Elizabeth Butler Cullingford <email@example.com> is Jane and Roland Blumberg Centennial Professor in English Literature and University Distinguished Teaching Professor at the University of Texas at Austin. Her publications include Ireland’s Others: Ethnicity and Gender in Irish Literature and Popular Culture, 2001; Gender and History in Yeats’s Love Poetry, 1993; and Yeats, Ireland and Fascism, 1981. She is currently writing a book on literary representations of the only child in the contexts provided by religion, history, feminism, demography, and sociology.
Jed Esty <firstname.lastname@example.org> is Associate Professor in the English Department at the University of Illinois. He is the author of A Shrinking Island: Modernism and National Culture in England (2004) and coeditor, with Ania Loomba, Suvir Kaul, Antoinette Burton, and Matti Bunzl, of Postcolonial Studies and Beyond (2005). He is currently at work on a book entitled Tropics of Youth: The Bildungsroman and Colonial Modernity.

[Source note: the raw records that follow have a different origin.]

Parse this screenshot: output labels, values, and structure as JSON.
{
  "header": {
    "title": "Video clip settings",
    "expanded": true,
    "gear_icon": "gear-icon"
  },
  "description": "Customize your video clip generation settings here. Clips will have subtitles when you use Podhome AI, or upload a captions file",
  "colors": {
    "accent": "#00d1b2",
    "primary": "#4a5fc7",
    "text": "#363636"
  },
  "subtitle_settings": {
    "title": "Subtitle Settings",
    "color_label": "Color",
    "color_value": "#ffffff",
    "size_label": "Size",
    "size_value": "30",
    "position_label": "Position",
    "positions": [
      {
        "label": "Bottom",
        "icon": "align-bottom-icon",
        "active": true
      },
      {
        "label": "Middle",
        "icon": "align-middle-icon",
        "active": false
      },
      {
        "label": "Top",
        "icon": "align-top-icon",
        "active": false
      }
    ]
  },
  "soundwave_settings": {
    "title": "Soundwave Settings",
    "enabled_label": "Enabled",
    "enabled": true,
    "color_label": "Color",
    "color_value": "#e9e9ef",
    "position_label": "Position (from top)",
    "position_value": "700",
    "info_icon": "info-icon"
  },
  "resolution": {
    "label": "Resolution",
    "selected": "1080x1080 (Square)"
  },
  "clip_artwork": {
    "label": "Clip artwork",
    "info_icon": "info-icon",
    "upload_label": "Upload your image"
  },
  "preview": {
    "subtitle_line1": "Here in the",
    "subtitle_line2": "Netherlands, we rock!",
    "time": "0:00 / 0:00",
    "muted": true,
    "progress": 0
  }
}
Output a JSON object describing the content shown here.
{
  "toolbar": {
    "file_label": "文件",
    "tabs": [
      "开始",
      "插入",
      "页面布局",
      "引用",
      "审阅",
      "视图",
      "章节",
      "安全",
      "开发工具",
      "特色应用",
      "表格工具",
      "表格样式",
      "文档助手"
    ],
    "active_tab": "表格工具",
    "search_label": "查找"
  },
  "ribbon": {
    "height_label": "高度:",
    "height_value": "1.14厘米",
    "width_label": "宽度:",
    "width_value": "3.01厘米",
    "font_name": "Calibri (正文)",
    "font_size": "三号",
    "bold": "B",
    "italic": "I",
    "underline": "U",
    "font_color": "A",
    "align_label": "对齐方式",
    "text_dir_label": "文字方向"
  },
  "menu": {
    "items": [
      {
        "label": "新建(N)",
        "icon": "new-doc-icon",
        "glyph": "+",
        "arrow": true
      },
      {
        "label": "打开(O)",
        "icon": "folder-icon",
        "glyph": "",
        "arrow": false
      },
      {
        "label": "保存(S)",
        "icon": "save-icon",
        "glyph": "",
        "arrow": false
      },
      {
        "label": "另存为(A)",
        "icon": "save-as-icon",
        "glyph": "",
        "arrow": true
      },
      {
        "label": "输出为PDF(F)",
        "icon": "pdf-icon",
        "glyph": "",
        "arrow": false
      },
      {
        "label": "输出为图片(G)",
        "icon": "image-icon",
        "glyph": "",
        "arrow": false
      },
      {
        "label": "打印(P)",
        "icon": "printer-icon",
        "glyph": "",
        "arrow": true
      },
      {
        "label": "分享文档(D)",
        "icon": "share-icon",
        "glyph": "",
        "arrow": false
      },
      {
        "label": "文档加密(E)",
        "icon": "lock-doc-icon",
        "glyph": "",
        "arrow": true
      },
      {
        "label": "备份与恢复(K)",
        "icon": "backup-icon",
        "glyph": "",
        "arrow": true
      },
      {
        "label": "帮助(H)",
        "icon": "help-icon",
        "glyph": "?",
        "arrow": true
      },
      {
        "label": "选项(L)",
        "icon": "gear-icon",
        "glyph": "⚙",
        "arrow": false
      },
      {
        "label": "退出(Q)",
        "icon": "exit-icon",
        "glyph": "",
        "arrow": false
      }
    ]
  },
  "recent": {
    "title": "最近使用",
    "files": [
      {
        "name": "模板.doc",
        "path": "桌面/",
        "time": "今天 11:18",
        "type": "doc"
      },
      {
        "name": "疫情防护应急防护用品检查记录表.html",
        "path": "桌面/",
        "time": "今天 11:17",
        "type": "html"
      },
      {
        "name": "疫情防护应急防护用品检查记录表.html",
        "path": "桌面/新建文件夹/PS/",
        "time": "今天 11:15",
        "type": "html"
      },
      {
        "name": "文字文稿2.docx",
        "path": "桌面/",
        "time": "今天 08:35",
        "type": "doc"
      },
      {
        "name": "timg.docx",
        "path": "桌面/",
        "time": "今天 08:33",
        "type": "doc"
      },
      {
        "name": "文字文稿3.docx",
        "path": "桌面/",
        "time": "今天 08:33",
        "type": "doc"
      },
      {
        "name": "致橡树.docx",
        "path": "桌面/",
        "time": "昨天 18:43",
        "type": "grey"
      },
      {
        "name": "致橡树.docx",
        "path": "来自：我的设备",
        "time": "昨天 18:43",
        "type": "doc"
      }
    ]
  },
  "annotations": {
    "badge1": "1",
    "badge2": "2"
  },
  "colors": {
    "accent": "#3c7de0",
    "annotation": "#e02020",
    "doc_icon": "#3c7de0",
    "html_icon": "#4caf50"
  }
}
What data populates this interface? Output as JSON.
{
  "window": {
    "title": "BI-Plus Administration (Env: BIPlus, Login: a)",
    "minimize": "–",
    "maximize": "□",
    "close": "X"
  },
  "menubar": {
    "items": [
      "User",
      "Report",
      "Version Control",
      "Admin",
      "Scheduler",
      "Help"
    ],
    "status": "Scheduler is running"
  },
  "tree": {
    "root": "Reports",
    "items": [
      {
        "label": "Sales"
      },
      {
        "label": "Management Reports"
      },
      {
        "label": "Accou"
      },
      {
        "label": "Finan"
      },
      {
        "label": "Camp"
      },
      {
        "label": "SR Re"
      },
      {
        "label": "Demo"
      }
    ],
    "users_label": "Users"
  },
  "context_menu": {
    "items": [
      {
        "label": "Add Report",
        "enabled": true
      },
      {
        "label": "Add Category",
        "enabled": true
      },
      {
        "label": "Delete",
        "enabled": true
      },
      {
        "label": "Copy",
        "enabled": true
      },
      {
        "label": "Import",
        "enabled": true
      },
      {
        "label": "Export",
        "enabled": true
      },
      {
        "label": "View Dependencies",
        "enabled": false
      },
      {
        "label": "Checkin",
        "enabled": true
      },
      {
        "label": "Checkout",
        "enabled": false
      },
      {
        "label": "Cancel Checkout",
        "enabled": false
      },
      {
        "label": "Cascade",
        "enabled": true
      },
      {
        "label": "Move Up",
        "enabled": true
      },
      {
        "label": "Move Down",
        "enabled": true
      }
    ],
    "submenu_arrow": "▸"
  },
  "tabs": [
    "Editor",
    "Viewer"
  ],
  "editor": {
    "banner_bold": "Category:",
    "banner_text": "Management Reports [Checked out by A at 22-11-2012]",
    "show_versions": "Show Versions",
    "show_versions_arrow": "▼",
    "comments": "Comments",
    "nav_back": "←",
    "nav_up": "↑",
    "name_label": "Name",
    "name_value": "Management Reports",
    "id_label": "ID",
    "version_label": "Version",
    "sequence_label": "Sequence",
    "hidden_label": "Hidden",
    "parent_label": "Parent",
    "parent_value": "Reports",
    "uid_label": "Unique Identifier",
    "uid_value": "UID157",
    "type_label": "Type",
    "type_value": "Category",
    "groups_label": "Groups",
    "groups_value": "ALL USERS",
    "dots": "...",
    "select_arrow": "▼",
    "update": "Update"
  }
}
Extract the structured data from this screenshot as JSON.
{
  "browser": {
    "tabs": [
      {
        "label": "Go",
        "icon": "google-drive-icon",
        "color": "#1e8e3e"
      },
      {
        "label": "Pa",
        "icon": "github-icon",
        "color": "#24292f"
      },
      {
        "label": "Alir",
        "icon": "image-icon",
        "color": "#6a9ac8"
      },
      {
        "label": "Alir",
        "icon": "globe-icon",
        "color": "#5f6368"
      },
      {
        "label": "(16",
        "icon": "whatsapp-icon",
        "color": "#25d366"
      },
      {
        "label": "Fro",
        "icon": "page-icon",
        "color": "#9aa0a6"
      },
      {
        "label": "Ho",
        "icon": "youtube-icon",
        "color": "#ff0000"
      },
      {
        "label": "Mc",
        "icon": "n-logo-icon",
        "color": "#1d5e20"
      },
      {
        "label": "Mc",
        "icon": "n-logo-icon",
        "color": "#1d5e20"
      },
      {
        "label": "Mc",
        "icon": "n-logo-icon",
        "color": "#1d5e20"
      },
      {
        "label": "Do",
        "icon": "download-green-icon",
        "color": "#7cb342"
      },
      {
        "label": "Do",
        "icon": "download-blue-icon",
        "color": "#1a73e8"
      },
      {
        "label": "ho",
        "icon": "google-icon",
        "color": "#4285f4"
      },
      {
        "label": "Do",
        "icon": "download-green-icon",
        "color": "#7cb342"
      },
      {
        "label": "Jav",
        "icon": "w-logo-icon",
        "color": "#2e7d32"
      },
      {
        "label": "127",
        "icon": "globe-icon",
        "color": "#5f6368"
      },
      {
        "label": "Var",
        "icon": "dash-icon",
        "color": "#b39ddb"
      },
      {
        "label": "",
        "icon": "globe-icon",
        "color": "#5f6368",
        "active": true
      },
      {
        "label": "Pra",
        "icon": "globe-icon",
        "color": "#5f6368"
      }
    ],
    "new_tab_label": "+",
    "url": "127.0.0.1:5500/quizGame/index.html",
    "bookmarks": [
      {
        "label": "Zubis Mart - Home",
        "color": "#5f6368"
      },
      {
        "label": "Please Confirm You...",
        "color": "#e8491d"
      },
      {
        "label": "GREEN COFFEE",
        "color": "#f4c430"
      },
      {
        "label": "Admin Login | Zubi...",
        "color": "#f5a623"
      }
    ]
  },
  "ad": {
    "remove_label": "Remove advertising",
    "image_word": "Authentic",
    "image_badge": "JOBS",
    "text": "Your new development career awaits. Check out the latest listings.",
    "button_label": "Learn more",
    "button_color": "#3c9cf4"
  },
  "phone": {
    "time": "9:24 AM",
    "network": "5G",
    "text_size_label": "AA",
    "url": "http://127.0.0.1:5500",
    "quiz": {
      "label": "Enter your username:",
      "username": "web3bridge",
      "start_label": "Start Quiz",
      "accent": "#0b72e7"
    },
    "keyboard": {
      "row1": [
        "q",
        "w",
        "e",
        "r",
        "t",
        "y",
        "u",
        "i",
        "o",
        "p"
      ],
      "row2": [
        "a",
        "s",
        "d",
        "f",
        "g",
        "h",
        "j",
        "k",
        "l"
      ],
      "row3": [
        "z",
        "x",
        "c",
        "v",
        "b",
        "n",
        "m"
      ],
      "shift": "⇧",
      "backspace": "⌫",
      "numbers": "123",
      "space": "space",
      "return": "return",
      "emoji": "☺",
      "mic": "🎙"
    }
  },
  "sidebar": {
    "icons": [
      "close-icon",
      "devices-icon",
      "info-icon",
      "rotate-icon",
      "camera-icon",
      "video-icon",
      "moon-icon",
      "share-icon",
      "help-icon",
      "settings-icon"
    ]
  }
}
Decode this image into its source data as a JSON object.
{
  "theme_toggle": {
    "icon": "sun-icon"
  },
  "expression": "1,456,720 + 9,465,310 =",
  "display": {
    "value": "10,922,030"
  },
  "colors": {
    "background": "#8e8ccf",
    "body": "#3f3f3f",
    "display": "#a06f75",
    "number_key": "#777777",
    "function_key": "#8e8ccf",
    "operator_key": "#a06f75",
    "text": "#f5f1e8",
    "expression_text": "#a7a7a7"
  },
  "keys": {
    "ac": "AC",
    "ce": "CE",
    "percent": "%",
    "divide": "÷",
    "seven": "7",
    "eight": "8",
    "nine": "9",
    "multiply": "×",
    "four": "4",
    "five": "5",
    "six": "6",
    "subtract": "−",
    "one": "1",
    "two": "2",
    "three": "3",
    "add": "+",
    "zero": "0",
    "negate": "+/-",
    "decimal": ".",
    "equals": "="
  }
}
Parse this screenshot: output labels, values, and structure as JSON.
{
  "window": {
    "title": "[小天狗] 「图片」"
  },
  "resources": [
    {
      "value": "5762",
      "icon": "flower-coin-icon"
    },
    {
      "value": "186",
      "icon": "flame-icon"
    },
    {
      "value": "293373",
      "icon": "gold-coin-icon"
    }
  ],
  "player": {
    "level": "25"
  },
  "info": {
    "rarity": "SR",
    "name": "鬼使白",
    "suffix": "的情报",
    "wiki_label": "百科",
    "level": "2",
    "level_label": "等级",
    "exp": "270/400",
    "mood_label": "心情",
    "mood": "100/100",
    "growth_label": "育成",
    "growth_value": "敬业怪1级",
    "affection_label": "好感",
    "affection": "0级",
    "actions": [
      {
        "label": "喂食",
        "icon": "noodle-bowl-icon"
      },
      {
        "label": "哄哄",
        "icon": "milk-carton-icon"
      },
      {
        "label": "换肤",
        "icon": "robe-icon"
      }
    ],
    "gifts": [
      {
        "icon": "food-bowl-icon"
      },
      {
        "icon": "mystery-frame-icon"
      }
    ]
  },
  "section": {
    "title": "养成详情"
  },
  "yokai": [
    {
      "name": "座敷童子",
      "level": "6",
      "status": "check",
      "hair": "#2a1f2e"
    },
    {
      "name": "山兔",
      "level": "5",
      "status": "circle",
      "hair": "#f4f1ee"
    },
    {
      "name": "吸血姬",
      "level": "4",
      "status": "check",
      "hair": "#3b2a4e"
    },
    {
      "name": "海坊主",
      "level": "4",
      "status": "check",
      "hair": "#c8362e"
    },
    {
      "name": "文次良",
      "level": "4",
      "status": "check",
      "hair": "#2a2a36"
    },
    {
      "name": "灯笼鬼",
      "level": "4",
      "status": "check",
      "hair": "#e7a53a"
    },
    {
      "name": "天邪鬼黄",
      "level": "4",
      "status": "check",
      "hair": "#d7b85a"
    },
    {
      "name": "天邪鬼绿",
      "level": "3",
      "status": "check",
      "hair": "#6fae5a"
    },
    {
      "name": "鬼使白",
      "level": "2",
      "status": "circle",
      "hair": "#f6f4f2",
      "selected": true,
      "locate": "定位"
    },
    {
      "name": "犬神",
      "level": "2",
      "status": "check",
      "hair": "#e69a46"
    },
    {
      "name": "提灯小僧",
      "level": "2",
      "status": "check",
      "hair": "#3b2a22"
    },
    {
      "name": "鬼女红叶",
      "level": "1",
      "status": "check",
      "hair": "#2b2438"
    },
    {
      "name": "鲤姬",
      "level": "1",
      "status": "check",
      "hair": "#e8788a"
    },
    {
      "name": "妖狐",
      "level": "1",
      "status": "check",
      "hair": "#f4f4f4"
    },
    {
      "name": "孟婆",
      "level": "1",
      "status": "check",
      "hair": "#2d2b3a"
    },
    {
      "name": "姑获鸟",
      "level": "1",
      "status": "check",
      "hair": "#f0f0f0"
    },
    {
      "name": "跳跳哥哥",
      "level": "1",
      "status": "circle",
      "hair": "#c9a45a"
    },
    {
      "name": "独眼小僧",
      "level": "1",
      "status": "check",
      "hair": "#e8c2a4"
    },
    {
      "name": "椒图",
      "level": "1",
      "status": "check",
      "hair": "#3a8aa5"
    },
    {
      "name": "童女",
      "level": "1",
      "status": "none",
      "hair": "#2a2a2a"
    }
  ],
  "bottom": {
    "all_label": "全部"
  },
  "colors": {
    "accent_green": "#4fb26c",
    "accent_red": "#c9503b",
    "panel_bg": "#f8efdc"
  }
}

Marcia Farrell <email@example.com> is an assistant professor at Wilkes University in Wilkes-Barre, PA, where she teaches composition and British and Postcolonial literature, and where she recently organized a Stitch-a-thon to benefit the displaced people of Sudan. She has been published in Consciousness, Literature and the Arts, Tulsa Studies in Women’s Literature, and the Journal of the History of Medicine and Allied Sciences.
Elizabeth Inglesby <firstname.lastname@example.org> will join the faculty at the University of Montevallo in Montevallo, Alabama, in the fall of 2007. She is currently working on a manuscript that examines the relationship between humanity and the inanimate world in the fiction of James Joyce, Virginia Woolf, and Elizabeth Bowen.
Brook Miller <email@example.com> is the author of a number of articles about British modernism, Anglo-American relations, and the links between literary production and literary criticism. Among his work in progress is a book manuscript entitled Rapprochement: America and the British Imaginary in Turn-of-the-Twentieth-Century Literature. He teaches at the University of Minnesota, Morris.
Sinéad Mooney <firstname.lastname@example.org> is the author of Samuel Beckett (Northcote House, 2006) and the editor of Edna O’Brian: New Critical Perspectives (Carysfort Press, 2006). She is currently working on a study of Beckett, translation, and self-translation. She teaches in the Department of English at the National University of Ireland, Galway. [End Page 401]
Susan Osborn <email@example.com> is a critic, novelist, and poet who teaches in the Department of English at Rutgers University, New Brunswick. Her essays and reviews have appeared in over fifty publications. She is currently completing a historical reevaluation of Bowen’s fiction in relation to the modernist tradition. Her last novel, Surviving the Wreck, was published by Henry Holt & Co. and Econ Verlag. “The Editor,” a short story from her upcoming collection, Traveling by Night, was published in Orchid 6.
Victoria Stewart <firstname.lastname@example.org> is the author of Women’s Autobiography: War and Trauma (2003), which considers the work of Vera Brittain, Virginia Woolf, Anne Fran, and others; and Narratives of Memory: British Writing of the 1940s (2006), examining novels by writers including Elizabeth Bowen and Graham Greene. She is currently working on a study of secrecy in postwar fiction. She is a lecturer at the University of Leicester, UK. [End Page 402]